Laboratories in Mathematical Experimentation:
A Bridge to Higher Mathematics
Published, 1997, by Springer-Verlag, then taken up by Key College Publishing under
Since this time the book has gone out of print and the copyright has returned to the Mount Holyoke Mathematics and Statistics Department.
Thus we are able to make the full text available here as a pdf.
This laboratory text and accompanying instructor's manual (available from the department) are based on an unusually effective, sophomore level course developed and taught in the Mathematics and Statistics Program of Mount Holyoke College over the last twenty-eight years.
The "Lab," as it is called, serves as a bridge between first year courses (often college geometry or number theory as well as calculus) and more sophisticated upper level mathematics courses. Students explore ideas that they will encounter later and more formally in advanced courses. They learn to experiment, to describe patterns, to generalize, to conjecture, and to argue with different degrees of certainty.
The course is central to our mathematics curriculum. The Lab is the key element in allowing us to offer students a number of alternative entries (that is, entries other than the standard calculus sequence) to the study of mathematics. It has also helped us develop an interactive, conversational mode of mathematics teaching that we have found effective in other courses. We have observed that the Lab improves the performance of students in real analysis and abstract algebra.
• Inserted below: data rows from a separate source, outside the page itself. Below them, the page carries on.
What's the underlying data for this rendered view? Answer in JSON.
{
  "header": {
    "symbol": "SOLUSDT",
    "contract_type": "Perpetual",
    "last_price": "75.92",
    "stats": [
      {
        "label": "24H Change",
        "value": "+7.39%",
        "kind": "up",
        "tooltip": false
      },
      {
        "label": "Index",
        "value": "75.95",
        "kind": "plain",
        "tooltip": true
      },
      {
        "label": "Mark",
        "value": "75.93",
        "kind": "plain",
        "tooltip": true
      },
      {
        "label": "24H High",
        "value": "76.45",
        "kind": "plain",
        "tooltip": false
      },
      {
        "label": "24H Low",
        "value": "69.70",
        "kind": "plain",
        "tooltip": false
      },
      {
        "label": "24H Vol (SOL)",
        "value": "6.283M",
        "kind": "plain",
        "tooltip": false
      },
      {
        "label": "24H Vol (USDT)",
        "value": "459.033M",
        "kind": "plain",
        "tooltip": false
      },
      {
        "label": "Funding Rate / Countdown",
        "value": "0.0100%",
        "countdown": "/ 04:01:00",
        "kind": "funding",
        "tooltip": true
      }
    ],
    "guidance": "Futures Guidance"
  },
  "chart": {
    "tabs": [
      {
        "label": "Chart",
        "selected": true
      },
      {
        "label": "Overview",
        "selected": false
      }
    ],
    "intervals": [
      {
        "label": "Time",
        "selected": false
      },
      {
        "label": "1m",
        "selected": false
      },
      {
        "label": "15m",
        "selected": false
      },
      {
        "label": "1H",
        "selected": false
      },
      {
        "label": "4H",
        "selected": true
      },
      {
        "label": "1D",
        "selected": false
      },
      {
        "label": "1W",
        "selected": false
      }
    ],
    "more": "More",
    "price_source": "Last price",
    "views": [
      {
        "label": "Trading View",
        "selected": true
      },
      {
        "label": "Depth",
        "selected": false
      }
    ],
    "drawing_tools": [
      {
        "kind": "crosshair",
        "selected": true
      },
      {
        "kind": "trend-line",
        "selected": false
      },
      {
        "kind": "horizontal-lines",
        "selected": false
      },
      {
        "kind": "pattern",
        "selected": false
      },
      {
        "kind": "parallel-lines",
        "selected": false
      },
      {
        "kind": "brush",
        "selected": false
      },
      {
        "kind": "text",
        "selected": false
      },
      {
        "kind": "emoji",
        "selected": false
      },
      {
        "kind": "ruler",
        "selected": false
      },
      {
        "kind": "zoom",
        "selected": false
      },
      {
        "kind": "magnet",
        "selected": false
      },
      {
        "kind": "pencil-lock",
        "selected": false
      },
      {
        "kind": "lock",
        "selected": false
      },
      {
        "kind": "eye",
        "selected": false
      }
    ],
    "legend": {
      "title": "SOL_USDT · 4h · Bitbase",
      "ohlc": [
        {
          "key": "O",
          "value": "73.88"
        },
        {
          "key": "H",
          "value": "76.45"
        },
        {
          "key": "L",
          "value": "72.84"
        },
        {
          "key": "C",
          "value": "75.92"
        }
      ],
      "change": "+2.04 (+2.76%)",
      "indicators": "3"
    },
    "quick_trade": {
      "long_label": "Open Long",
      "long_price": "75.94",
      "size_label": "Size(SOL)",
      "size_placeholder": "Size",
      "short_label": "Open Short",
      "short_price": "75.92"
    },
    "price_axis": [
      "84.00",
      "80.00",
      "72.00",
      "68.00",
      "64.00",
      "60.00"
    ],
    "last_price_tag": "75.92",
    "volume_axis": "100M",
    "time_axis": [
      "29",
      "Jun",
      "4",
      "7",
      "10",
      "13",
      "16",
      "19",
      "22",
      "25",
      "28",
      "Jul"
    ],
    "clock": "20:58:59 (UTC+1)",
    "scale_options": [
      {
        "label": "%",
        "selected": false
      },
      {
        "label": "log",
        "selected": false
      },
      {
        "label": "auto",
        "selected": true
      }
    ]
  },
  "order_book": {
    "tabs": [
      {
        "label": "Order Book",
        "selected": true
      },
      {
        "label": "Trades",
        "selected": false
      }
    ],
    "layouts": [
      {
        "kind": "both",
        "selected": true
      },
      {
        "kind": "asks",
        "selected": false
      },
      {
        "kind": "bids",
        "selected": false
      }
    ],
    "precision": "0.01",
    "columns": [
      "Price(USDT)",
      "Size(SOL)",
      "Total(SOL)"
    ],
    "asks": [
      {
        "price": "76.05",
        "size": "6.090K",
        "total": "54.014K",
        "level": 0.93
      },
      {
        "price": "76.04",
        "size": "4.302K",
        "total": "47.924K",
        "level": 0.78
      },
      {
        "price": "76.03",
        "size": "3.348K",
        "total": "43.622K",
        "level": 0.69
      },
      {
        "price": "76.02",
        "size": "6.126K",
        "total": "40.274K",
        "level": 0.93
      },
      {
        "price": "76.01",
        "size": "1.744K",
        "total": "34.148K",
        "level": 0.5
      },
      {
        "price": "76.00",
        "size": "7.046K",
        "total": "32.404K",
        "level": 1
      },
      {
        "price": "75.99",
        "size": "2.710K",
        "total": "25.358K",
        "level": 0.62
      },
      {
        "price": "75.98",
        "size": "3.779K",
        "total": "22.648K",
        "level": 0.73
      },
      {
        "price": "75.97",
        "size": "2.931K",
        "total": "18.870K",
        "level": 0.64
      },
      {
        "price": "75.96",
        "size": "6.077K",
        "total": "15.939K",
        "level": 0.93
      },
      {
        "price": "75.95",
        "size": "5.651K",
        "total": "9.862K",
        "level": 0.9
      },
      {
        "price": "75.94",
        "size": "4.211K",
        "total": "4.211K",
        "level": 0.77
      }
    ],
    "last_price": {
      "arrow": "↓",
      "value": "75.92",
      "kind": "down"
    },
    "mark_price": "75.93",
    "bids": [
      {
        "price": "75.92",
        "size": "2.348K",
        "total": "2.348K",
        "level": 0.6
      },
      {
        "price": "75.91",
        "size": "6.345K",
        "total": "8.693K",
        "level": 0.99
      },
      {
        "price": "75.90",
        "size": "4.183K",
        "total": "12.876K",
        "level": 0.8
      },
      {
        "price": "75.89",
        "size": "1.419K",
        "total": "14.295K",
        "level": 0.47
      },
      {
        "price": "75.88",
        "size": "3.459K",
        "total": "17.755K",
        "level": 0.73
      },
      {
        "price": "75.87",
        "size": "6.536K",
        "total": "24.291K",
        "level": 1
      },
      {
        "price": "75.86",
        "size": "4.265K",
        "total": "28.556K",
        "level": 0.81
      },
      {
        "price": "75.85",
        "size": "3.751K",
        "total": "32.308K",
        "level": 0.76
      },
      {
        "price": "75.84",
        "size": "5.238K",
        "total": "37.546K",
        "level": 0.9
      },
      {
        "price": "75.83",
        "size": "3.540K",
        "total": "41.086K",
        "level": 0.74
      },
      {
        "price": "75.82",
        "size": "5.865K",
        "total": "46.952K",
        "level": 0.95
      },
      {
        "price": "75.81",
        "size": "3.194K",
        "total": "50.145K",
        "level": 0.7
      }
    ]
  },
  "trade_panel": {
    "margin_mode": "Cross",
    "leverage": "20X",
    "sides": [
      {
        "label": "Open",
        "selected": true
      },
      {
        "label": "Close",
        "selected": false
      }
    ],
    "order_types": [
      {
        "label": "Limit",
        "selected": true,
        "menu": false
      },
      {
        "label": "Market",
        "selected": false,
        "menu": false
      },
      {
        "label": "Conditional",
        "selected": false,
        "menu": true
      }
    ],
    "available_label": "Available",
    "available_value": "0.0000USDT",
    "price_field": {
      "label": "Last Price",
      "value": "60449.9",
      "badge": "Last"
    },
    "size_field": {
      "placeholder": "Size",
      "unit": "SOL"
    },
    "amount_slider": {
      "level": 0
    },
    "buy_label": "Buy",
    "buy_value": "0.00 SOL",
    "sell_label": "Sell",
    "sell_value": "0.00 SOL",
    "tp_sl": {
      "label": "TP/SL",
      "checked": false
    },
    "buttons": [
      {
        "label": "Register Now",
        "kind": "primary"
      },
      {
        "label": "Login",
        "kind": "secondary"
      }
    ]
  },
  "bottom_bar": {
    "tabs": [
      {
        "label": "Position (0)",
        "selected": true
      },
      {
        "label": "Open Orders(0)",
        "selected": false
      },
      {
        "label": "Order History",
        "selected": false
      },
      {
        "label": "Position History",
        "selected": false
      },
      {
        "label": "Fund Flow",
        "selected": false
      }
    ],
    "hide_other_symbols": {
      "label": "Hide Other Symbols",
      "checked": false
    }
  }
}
The student text consists of sixteen modules drawn from a wide range of mathematical and statistical contexts, and each introducing an idea or ideas that the student is likely to encounter in later courses. In a typical offering of the course, the instructor will choose six or seven modules. Each begins by placing the topic in context and providing some background. Then students respond to questions which invite them to examine examples, first by hand and then by computer. The student is encouraged to find and describe patterns, to generalize from observations, to formulate conjectures, and to support conjectures with analysis and sometimes proof. Each project requires a carefully written laboratory report describing the student's findings, conjectures and conclusions.
The course has worked far better than our initial expectations and would, we think, be easy to adapt to a variety of institutions. It is cheap to implement, could be run on calculators, and succeeds wonderfully in engaging students in doing mathematics. It is also easy to teach (although grading it is no picnic), and several sabbatical visitors have thoroughly enjoyed teaching the Lab.
With the advice of participants in our NSF-funded Undergraduate Faculty Enhancement workshops in 1997 and 1999, we have prepared some corrections and clarifications for the student text and suggestions for the instructor's manual .
Please contact the department for any questions about the materials or the course.